A team of researchers at EPFL had their objective set on gaining the ability to control light using silicon photonics at chip-scale frequency. The researchers developed a process involving integrated soliton microcombs which enhanced lasers with repetition rates as low as 10GHz. There was enough light to propagate approximately 1 meter in a waveguide with a diameter 100 times smaller than a strand of human hair.
During photodetection, the researchers created a Silicon nitride photonic Damascne process, which was carried out using deep ultraviolet stepper lithography. This process benefits existing manufacturing plants by providing a new nanofabrication technique to reduce electrical power loss. The generated silicon nitride waveguides offered the lowest loss in photonic integrated circuits.
Single solitons with microwave K-band and X-band repetition rates. Image credited to EPFL
Benefits to 5G and Radar Applications
How does this help applications such as 5G and Radar? By combining microwave engineering and optoelectronics, these researchers generated coherent soliton pulses that have repetition rates in both the microwave K-band (used in 5G) and X-band (used in Radar).
The ultraviolet optical pulses emitted with a stable repetition rate are similar to that of frequency spacing of comb lines. Since instantaneous bandwidth is needed for achievable real-time and high-resolution target detection, the sounds of a photonics-based system could be a promising solution.
Even though this is considered a new fabrication technique, frequency combs can be achieved with current CMOS compatible photonic integrated circuits. Microcombs and their respective microwave signals will be key factors in establishing fully integrated low noise microwave oscillators that would be used in radars and information networks.
Principle of photonic microwave generation using integrated soliton microcombs and characteristics of the Si3N4 microresonators. Image credited to EPFL
Impact of Microwave Photonics on Telecommunications
At this day in age, digital traffic jams are a huge issue for telecommunication providers. There is a never-ending demand for a better wireless network for mobile devices and IoT. By increasing research such as the one from EPFL, microwave photonic can be utilized to alleviate telecom bandwidth issues.
Photonic signal processing offers the prospect of realizing extremely high multi-gigahertz sampling frequencies while overcoming inherent electronic limitations. By utilizing photonic-based processors, there will be new capabilities for high time-bandwidth operation and high-resolution performance.
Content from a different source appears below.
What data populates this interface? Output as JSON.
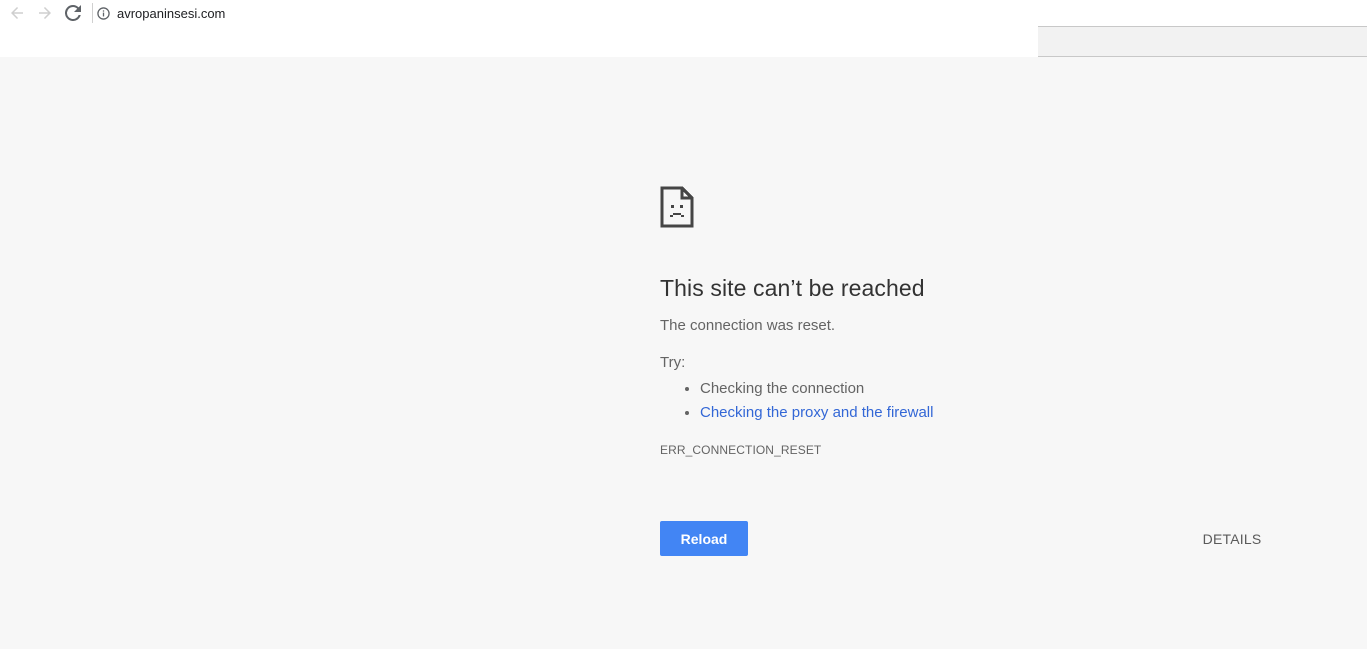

In-fiber signal processors are inherently compatible with fiber-optic microwave systems and can provide connectivity with built-in signal conditioning. Introducing photonic signal processing will be a great step forward for telecom developers.
The Future of Radars, Telecom, and Wireless Networks
The team of researchers from EPFL has been collaborating with several semiconductor manufacturers on introducing microcomb modules to combine with chip-scale semiconductor lasers. This will impact how developers approach processing microwave signals in wireless networks, telecommunications, and radars.
Not only were they able to bridge the gap between integrated photonic-nonlinear optics and microwave photonics but they brought a wave of change in the future architecture of radars and information networks!
Good article but I am a layman probably an idiot but I get from this that the new process allows for finer production and manufacturing reducing significantly signal loss or transfer thereby cleaning up the signal and allowing for faster signal recognition and tighter control on bandwidth and information feedback optically or via radar microwave signals. Also the cleaner the manufacturing the cleaner the signal allowing more information in smaller and smaller packages increasing bandwidth information handling. Is this correct or are you at some other point?